|International Classification||A61F2/12, A61F2/84, A61B19/00|
|Cooperative Classification||A61B90/02, A61F2/12|
|European Classification||A61B19/24, A61F2/12|
|Oct 7, 1986||AS||Assignment|
Owner name: DOW CORNING CORPORATION THE, MIDLAND, MI., A CORP
Free format text: ASSIGNMENT OF ASSIGNORS INTEREST.;ASSIGNOR:JAKUBCZAK, EUGENE R.;REEL/FRAME:004611/0652
Effective date: 19850403
Owner name: DOW CORNING CORPORATION THE, MIDLAND, MI., A CORP
Free format text: ASSIGNMENT OF ASSIGNORS INTEREST;ASSIGNOR:JAKUBCZAK, EUGENE R.;REEL/FRAME:004611/0652
Effective date: 19850403
|Jun 8, 1990||FPAY||Fee payment|
Year of fee payment: 4
|Oct 23, 1992||AS||Assignment|
Owner name: JACK FISHER, M.D., TENNESSEE
Free format text: ASSIGNMENT OF ASSIGNORS INTEREST.;ASSIGNOR:DOW CORNING CORPORATION OF MIDLAND MICHIGAN;REEL/FRAME:006279/0664
Effective date: 19920923
|Sep 9, 1994||FPAY||Fee payment|

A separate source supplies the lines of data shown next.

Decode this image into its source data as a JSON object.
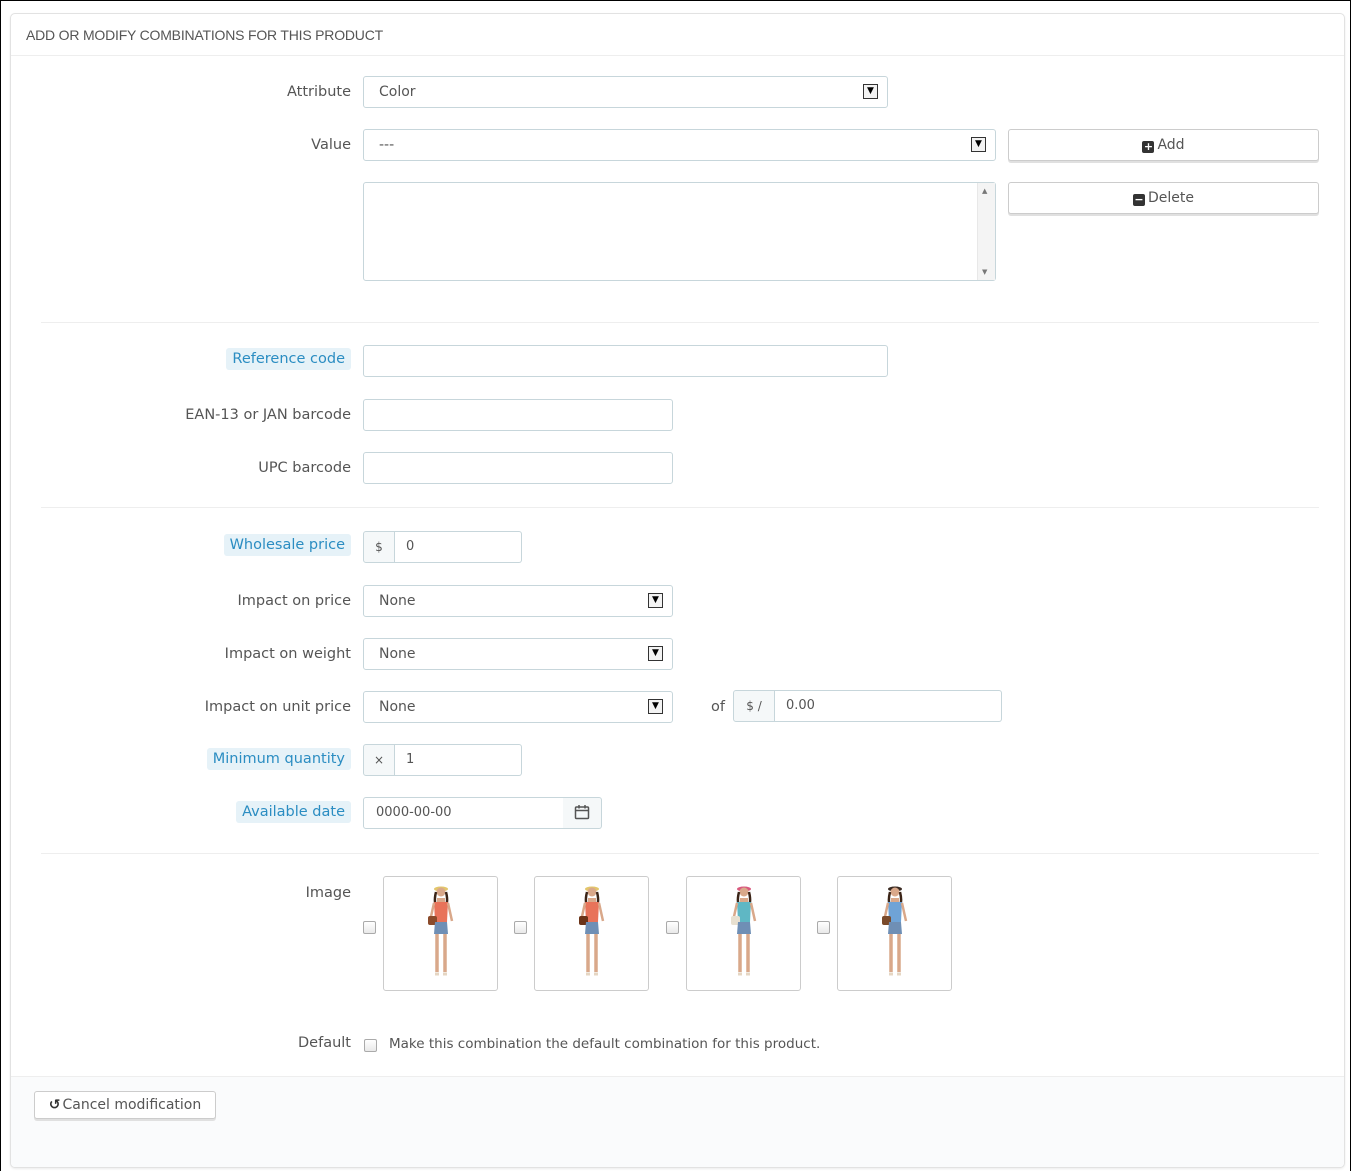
{
  "panel": {
    "title": "ADD OR MODIFY COMBINATIONS FOR THIS PRODUCT"
  },
  "attribute": {
    "label": "Attribute",
    "selected": "Color"
  },
  "value": {
    "label": "Value",
    "selected": "---",
    "add_label": "Add",
    "delete_label": "Delete"
  },
  "reference": {
    "label": "Reference code",
    "value": ""
  },
  "ean": {
    "label": "EAN-13 or JAN barcode",
    "value": ""
  },
  "upc": {
    "label": "UPC barcode",
    "value": ""
  },
  "wholesale": {
    "label": "Wholesale price",
    "currency": "$",
    "value": "0"
  },
  "impact_price": {
    "label": "Impact on price",
    "selected": "None"
  },
  "impact_weight": {
    "label": "Impact on weight",
    "selected": "None"
  },
  "impact_unit_price": {
    "label": "Impact on unit price",
    "selected": "None",
    "of_label": "of",
    "unit_prefix": "$ /",
    "unit_value": "0.00"
  },
  "min_qty": {
    "label": "Minimum quantity",
    "prefix": "×",
    "value": "1"
  },
  "available_date": {
    "label": "Available date",
    "value": "0000-00-00",
    "icon": "calendar-icon"
  },
  "images": {
    "label": "Image",
    "items": [
      {
        "name": "model-photo-1",
        "top_color": "#e8735a",
        "hat_color": "#e3c66b",
        "bag_color": "#8a4a2a",
        "checked": false
      },
      {
        "name": "model-photo-2",
        "top_color": "#e8735a",
        "hat_color": "#e3c66b",
        "bag_color": "#6b3318",
        "checked": false
      },
      {
        "name": "model-photo-3",
        "top_color": "#5fb7c4",
        "hat_color": "#d95a7e",
        "bag_color": "#e8e0d0",
        "checked": false
      },
      {
        "name": "model-photo-4",
        "top_color": "#6fa3d6",
        "hat_color": "#3a2a22",
        "bag_color": "#7a4a2a",
        "checked": false
      }
    ]
  },
  "default": {
    "label": "Default",
    "text": "Make this combination the default combination for this product.",
    "checked": false
  },
  "footer": {
    "cancel_label": "Cancel modification"
  }
}
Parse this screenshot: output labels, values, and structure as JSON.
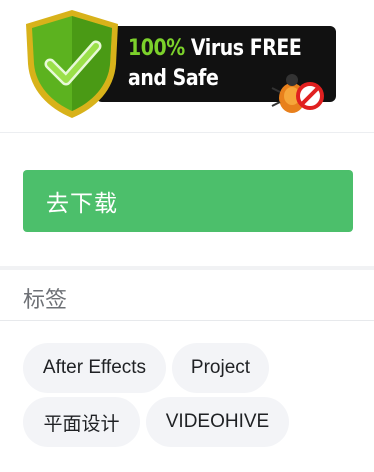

Year of fee payment: 8
|Sep 18, 1998||FPAY||Fee payment|
Year of fee payment: 12